The National Human Rights Commission was established in Thailand in 1997 (Nathan, 2018). This was when the country had a democratic government. The rights were incorporated into the constitution, a total of 40 in all were established compared to the 9 the previously recognized. With that, Thailand then became one of the few first countries to adopt the United Nations Universal Declaration of Human Rights of 1984 into its constitution.
At that time, the country was visibly committed to making sure human rights worked for its citizens. However, this seized to be the case until September 2006 when the 1997 constitution was abrogated. This was after another of the several military coups that happened in the state. So, for the new government to run, a new interim constitution was imposed and this lasted till 2007 when an improved version, that still retained human rights, was approved.
Another constitution was again approved in 2016 following another military coup in 2013. This is currently the constitution Thailand uses and gladly, it still recognizes human rights as it was in the two previous constitutions of 1997 and 2007 respectively.
But despite this constitutional recognition of the national human rights and the existence of a national commission of human rights, Thailand’s government can still be described as one of the few in Asia with the utmost disregard for the fundamental rights of its citizens (Selby, 2018). Observers around the world have noted the constant infringement of the social, civil, political, cultural and economic rights of the people.
The National Human Rights Commission has greatly suffered as a result of extra-governmental activities. Despite the government’s pledge in 2018 to defend the fundamental rights of its citizens, members of The National Human Rights Commission keep on resigning with the claim that they have been unable to perform their duties as they ought to because of the great influence of the government on the activities of the commission.
Government authorities have been an instrument for the military’s extra-governmental activities. On orders, the authorities have been conferred with the power to warn and punish media agencies on sharing sensitive issues or criticisms against the monarchy and military. Threats of serious sanctions and closure have also been passed to the agencies to hinder them from sharing any sensitive issues as it relates to the activities of the junta. A confirmation of this occurred in 2018 when some media outlets were shutdown of forces off the air for failing to obey these regulations. The right to freedom of expression is trampled on; it is quite difficult to openly express one’s opinion about the current rulership as serious punishment will follow if one fails to comply “appropriately” with the government’s intentions (Human Rights Watch, 2019).
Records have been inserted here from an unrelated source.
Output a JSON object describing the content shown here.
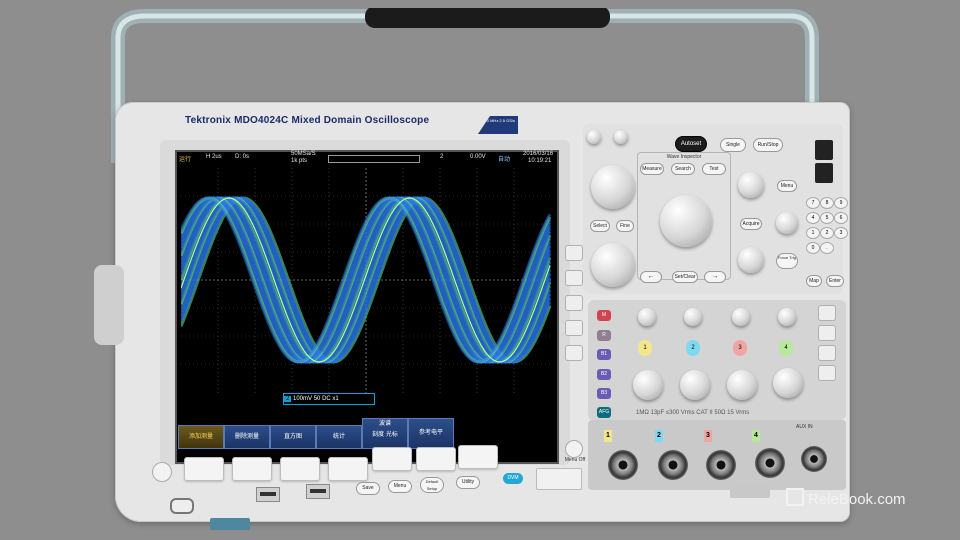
{
  "device": {
    "brand": "Tektronix",
    "model": "MDO4024C Mixed Domain Oscilloscope",
    "badge": "200 MHz 2.5 GS/s"
  },
  "screen": {
    "status": {
      "run": "运行",
      "horizontal": "H 2us",
      "delay": "D: 0s",
      "sample_rate": "50MSa/S",
      "points": "1k pts",
      "trigger_source": "2",
      "trigger_level": "0.00V",
      "auto": "自动",
      "date": "2016/03/16",
      "time": "10:19:21"
    },
    "channel_readout": {
      "channel": "2",
      "scale": "100mV",
      "impedance": "50",
      "coupling": "DC",
      "probe": "x1"
    },
    "softkeys": [
      "添加测量",
      "删除测量",
      "直方图",
      "统计",
      "波谱",
      "参考电平"
    ],
    "softkey_sub": [
      "",
      "",
      "",
      "",
      "刻度 光标",
      ""
    ]
  },
  "panel": {
    "autoset": "Autoset",
    "single": "Single",
    "run_stop": "Run/Stop",
    "wave_inspector": "Wave Inspector",
    "measure": "Measure",
    "search": "Search",
    "test": "Test",
    "select": "Select",
    "fine": "Fine",
    "menu": "Menu",
    "acquire": "Acquire",
    "force_trig": "Force Trig",
    "set_clear": "Set/Clear",
    "keypad": [
      "7",
      "8",
      "9",
      "4",
      "5",
      "6",
      "1",
      "2",
      "3",
      "0",
      "."
    ],
    "map": "Map",
    "enter": "Enter",
    "m_btn": "M",
    "r_btn": "R",
    "b1": "B1",
    "b2": "B2",
    "b3": "B3",
    "afg": "AFG",
    "channels": [
      "1",
      "2",
      "3",
      "4"
    ],
    "aux_in": "AUX IN",
    "input_spec": "1MΩ 13pF ≤300 Vrms CAT II 50Ω 15 Vrms"
  },
  "bottom": {
    "save": "Save",
    "menu": "Menu",
    "default_setup": "Default Setup",
    "utility": "Utility",
    "dvm": "DVM",
    "menu_off": "Menu Off"
  },
  "watermark": "RelеBook.com",
  "chart_data": {
    "type": "line",
    "series": [
      {
        "values": [
          0.0,
          0.8,
          0.95,
          0.3,
          -0.6,
          -0.95,
          -0.4,
          0.5,
          0.95,
          0.6,
          -0.3
        ]
      }
    ]
  }
}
The authorities have also occasionally disrupted academic gatherings and public discussions about the democracy of the state and the issue of human rights in Thailand. Chayan Vaddhanaphuti, a popular academic, and human rights’ defender was arrested in August 2019, along with four others of those that participated in the July 2017 International Conference on Thai Studies, held in Chiang Mai province. They were all tried and charged with the violation of the state’s regulation against public assembly of more than 5 participants, and also for the display of symbolic opposition signs (the Hunger Games three-finger salute) against the military rule.
The right to freedom of assembly and association is also infringed upon, panels and seminars are regularly being shut down by authorities, always on the orders of the NCPO. An organization, the Rohingya Peace Network of Thailand, organized a seminar on the 25th of August to celebrate the first anniversary of the violence in Rakhine, a state in Myanmar. But it was also shut down, with the claims that it will affect the relationship that exists between the two regions.
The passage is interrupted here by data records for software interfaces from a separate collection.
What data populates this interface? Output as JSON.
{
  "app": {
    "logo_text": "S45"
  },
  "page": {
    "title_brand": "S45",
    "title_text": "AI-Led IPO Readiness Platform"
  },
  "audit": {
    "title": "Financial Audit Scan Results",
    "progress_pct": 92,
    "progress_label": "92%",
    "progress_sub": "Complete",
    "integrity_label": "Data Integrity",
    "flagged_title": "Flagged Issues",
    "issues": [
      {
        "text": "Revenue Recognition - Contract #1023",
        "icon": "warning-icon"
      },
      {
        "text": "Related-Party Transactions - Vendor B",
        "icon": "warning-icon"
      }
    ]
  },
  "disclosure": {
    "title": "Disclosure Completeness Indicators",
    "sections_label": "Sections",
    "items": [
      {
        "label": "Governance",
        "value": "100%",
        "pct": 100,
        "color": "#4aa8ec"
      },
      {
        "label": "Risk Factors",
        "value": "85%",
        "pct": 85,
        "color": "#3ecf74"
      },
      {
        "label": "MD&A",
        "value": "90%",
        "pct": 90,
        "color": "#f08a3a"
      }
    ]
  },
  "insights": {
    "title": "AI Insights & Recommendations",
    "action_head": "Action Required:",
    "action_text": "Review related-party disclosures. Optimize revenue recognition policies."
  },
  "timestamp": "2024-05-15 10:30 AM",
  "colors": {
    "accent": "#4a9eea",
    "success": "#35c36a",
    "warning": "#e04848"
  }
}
Activities fighting for the course of human rights have also been tried and charged with illegal assembly and some other serious cases like sedition, disruption of security and so on.
Even the international communities have expressed their concerns. Even the US Department of State released a report in 2015 detailing the concerns they have about the way human rights of the people of Thailand are being trampled upon despite the constitutional recognition and the presence of the National Human Rights Commission in the country.
Cases of abduction, especially of Thailand’s key human rights activists have continued to occur. Even though in 2012, the country signed the International Convention for the Protection of All Persons from Enforced Disappearance, forced disappearance and torture continue to happen. There’s been the case of the sudden disappearance of Somchai Neelapaijit and Porlajee “Billy” Rakchongcharoen, who are both powerful individuals of human rights activities. Issues like human trafficking, gender inequality, drug abuse, insurgency, violence, also continue to occur in Thailand because of the authoritativeness and non-accountability of the government.